As of April 2023, Laura Lady hasn't finalized her deal with Mark Cuban and Lori Greiner. She admitted the contract was still in due diligence. It takes a while for both parties to be satisfied with the legally binding terms and the process lengthens when more than one Shark is involved. Despite Cuban and Greiner not yet officially a part of the FryAway team, the company is a success.

FryAway was featured in major publications like Food & Wine, Southern Living, National Geographic, The Spoon, BuzzFeed, and Elite Daily. You can buy the product on their website, Amazon, and your local Kroger in the oil aisle. The FryAway site also publishes a blog with fried recipes and all things cooking oil.

Lady's business is sustainable in the front and backends, making it one of the best eco-friendly kitchen products you should own. This sustainable cleanup tool puts its money where its mouth is. FryAway is a member of 1% for the Planet and donates 1% of its revenues to nonprofits focused on water conservation. The company started in 2020, has an estimated value of $1.1 million, and Lady's business venture doesn't stop there.

What's next for FryAway?

In an interview with New England College, Laura Lady shared, "We've really only just scratched the surface in terms of the awareness for our product. Going forward as long as we continue to raise awareness about the issues of disposing of cooking oil properly and make people aware that there is an easy solution in Fry Away, the company can continue to grow to hopefully become a pantry staple in every kitchen."

FryAway continues to climb the ladder of success, and Lady is sharpening her skills as a businesswoman. In July 2023, she attended the Shark Tank Reunion and spent three days learning with other entrepreneurs. On Instagram, she shared a photo of some attendees she got to spend time with at the convention, writing, "The amount of talent, brainpower and ambition in one frame is awe-inspiring, and I am filled with gratitude to call them friends."

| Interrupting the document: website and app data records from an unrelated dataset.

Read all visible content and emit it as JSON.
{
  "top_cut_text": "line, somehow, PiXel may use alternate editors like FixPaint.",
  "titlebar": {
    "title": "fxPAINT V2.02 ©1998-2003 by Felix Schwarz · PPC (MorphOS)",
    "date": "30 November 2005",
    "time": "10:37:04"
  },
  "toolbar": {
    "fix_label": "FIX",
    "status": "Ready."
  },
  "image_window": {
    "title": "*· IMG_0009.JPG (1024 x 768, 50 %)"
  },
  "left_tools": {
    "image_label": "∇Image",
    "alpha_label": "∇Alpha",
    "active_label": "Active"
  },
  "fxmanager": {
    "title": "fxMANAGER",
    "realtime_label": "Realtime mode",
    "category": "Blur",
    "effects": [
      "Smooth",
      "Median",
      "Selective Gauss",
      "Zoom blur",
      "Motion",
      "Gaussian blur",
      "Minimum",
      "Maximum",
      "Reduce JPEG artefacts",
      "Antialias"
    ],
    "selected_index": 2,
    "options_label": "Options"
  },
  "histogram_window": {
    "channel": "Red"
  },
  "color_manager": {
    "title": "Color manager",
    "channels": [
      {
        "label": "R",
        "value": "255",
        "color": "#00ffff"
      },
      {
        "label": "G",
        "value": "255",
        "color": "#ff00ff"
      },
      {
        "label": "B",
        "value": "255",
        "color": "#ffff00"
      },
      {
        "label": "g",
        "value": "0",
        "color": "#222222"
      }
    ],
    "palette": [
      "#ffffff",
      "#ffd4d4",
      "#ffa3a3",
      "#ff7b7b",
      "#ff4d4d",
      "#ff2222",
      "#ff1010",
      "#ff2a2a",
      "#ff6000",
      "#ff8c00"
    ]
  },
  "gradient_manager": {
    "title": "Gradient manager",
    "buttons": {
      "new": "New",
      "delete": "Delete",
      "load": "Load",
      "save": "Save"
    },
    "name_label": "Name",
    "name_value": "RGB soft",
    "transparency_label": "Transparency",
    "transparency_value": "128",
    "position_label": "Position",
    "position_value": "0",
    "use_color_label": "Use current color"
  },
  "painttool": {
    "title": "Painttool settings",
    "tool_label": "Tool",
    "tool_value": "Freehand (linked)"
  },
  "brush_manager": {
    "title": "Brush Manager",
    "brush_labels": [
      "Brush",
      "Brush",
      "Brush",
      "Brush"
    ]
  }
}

Lady also posted a TikTok teasing there'll be new things to look forward to with FryAway. Perhaps a signed deal with Mark Cuban and Lori Greiner.